Thursday, November 24, 2011
October 2011, Urmi River, Amur River drainage
Urmi is 458 km long river which is joining the Kur River of the similar size. The result of this marriage is a mighty 90 km long river named Tunguska. Tunguska River is floating into the Amur River from its left bank, on the opposite bank from Khabarovsk.
In this area the Urmi is 20-60 meters wide stream, swift and clear. The river has many log jams, so some of its channels are tricky to navigate even with a jet-boat.
In the lower part of a tributary named Kosmun' there were lots of different graylings.

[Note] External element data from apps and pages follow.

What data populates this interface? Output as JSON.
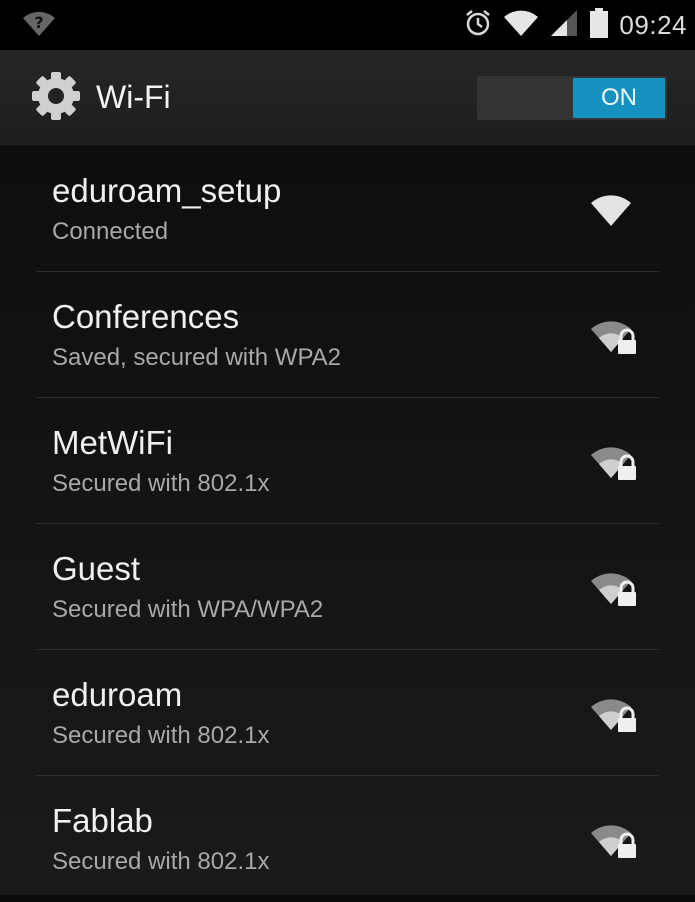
{
  "status_bar": {
    "icons": [
      "wifi-unknown-icon",
      "alarm-icon",
      "wifi-icon",
      "cell-signal-icon",
      "battery-icon"
    ],
    "time": "09:24"
  },
  "action_bar": {
    "icon": "gear-icon",
    "title": "Wi-Fi",
    "toggle_label": "ON",
    "accent_color": "#1591bf"
  },
  "networks": [
    {
      "name": "eduroam_setup",
      "status": "Connected",
      "icon": "wifi-full-icon",
      "secured": false
    },
    {
      "name": "Conferences",
      "status": "Saved, secured with WPA2",
      "icon": "wifi-lock-icon",
      "secured": true
    },
    {
      "name": "MetWiFi",
      "status": "Secured with 802.1x",
      "icon": "wifi-lock-icon",
      "secured": true
    },
    {
      "name": "Guest",
      "status": "Secured with WPA/WPA2",
      "icon": "wifi-lock-icon",
      "secured": true
    },
    {
      "name": "eduroam",
      "status": "Secured with 802.1x",
      "icon": "wifi-lock-icon",
      "secured": true
    },
    {
      "name": "Fablab",
      "status": "Secured with 802.1x",
      "icon": "wifi-lock-icon",
      "secured": true
    }
  ]
}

"Lower Amur type" grayling is living in the middle reaches of the rivers; downstream from the lower limit of the habitats of this species in summer there will be no other Salmonids.
This is another species, so called "yellow-spotted grayling". It is relative to the "Upper Amur type" grayling. In the Lower Amur River this species is sympatric (living together) with the "Lower Amur type" grayling, but its habitats are different. The yellow-spotted grayling in summer is populating the swift upper reaches of the rivers on higher elevations. This species is migrating down into the middle reaches of the streams only in the late fall.
The next morning was morose and foggy. A deep cyclone was coming, threatening with the rain by the next evening. The fish was not feeding, so it was rather hard to catch anything bigger than grayling. This is a sharp-nose species of lenok.
A slightly bigger blunt-nose lenok was caught with a 5 cm long pink wobbler-fly, presented deep.
A tiny cabin of a trapper at the bank of the Urmi River.
Below this rapid Sergey had found some lenok.
This small taimen was caught with a lure and released. We are releasing taimen which is becoming rare in many areas of the Far East.
A tiny, very skinny, immature taimen was caught below a shallow riffle. It looks like taimen are more active before the coming cyclone than lenok. I had observed the same behavior in the summer, on different rivers.